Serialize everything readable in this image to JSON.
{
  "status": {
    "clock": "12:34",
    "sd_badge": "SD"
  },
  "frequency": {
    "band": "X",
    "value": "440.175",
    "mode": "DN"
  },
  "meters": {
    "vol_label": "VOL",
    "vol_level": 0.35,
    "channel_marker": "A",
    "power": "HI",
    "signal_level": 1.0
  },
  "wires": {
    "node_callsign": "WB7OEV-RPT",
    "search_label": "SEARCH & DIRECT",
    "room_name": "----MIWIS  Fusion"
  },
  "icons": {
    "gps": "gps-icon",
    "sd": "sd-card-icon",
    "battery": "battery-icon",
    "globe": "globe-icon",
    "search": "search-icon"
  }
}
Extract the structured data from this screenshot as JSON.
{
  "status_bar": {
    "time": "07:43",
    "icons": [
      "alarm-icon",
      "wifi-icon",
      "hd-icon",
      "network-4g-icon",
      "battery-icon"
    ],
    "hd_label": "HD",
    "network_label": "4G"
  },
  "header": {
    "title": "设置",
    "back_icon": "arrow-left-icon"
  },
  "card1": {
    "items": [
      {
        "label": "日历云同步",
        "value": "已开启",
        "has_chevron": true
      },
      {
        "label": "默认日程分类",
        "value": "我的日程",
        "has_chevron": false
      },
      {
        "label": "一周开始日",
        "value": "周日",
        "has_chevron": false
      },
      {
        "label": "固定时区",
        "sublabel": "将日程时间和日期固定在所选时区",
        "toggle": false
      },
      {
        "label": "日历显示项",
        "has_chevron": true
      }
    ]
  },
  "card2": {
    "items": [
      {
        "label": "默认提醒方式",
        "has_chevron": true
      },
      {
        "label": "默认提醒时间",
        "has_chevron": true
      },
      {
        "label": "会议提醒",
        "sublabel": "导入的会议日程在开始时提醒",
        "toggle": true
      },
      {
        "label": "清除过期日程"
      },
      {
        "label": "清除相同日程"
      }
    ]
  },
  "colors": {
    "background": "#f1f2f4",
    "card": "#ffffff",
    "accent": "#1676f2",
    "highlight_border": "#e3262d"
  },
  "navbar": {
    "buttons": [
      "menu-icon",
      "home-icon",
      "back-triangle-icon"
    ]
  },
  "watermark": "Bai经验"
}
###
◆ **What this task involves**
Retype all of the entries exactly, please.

◆ **Solved exercise**
Serialize everything readable in this image to JSON.
{
  "status": {
    "clock": "12:34",
    "sd_badge": "SD"
  },
  "frequency": {
    "band": "X",
    "value": "440.175",
    "mode": "DN"
  },
  "meters": {
    "vol_label": "VOL",
    "vol_level": 0.35,
    "channel_marker": "A",
    "power": "HI",
    "signal_level": 1.0
  },
  "wires": {
    "node_callsign": "WB7OEV-RPT",
    "search_label": "SEARCH & DIRECT",
    "room_name": "----MIWIS  Fusion"
  },
  "icons": {
    "gps": "gps-icon",
    "sd": "sd-card-icon",
    "battery": "battery-icon",
    "globe": "globe-icon",
    "search": "search-icon"
  }
}
Extract the structured data from this screenshot as JSON.
{
  "status_bar": {
    "time": "07:43",
    "icons": [
      "alarm-icon",
      "wifi-icon",
      "hd-icon",
      "network-4g-icon",
      "battery-icon"
    ],
    "hd_label": "HD",
    "network_label": "4G"
  },
  "header": {
    "title": "设置",
    "back_icon": "arrow-left-icon"
  },
  "card1": {
    "items": [
      {
        "label": "日历云同步",
        "value": "已开启",
        "has_chevron": true
      },
      {
        "label": "默认日程分类",
        "value": "我的日程",
        "has_chevron": false
      },
      {
        "label": "一周开始日",
        "value": "周日",
        "has_chevron": false
      },
      {
        "label": "固定时区",
        "sublabel": "将日程时间和日期固定在所选时区",
        "toggle": false
      },
      {
        "label": "日历显示项",
        "has_chevron": true
      }
    ]
  },
  "card2": {
    "items": [
      {
        "label": "默认提醒方式",
        "has_chevron": true
      },
      {
        "label": "默认提醒时间",
        "has_chevron": true
      },
      {
        "label": "会议提醒",
        "sublabel": "导入的会议日程在开始时提醒",
        "toggle": true
      },
      {
        "label": "清除过期日程"
      },
      {
        "label": "清除相同日程"
      }
    ]
  },
  "colors": {
    "background": "#f1f2f4",
    "card": "#ffffff",
    "accent": "#1676f2",
    "highlight_border": "#e3262d"
  },
  "navbar": {
    "buttons": [
      "menu-icon",
      "home-icon",
      "back-triangle-icon"
    ]
  },
  "watermark": "Bai经验"
}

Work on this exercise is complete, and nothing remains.